Aim of the task:
Within the records below, find each line with the word "subtitle" and copy it out.

-------- Material supplied --------

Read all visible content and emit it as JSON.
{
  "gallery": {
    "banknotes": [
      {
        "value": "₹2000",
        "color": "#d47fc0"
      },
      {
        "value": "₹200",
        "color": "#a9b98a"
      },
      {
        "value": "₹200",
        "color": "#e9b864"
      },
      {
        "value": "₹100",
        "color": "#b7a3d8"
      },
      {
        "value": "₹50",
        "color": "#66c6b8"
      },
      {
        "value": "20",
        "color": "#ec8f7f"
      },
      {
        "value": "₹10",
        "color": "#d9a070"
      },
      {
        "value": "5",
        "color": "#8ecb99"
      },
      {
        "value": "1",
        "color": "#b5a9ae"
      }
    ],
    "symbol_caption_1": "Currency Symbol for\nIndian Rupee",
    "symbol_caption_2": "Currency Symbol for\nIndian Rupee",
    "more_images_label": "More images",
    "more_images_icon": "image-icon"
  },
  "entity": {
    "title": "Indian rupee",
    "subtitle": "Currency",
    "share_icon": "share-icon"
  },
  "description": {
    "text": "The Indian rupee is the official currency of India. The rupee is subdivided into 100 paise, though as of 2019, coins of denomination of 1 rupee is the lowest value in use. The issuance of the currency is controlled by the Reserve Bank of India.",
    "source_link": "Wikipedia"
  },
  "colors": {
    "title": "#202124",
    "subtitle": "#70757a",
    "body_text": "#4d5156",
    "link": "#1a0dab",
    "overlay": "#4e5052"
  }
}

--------

Reply to the task:
    "subtitle": "Currency",
    "subtitle": "#70757a",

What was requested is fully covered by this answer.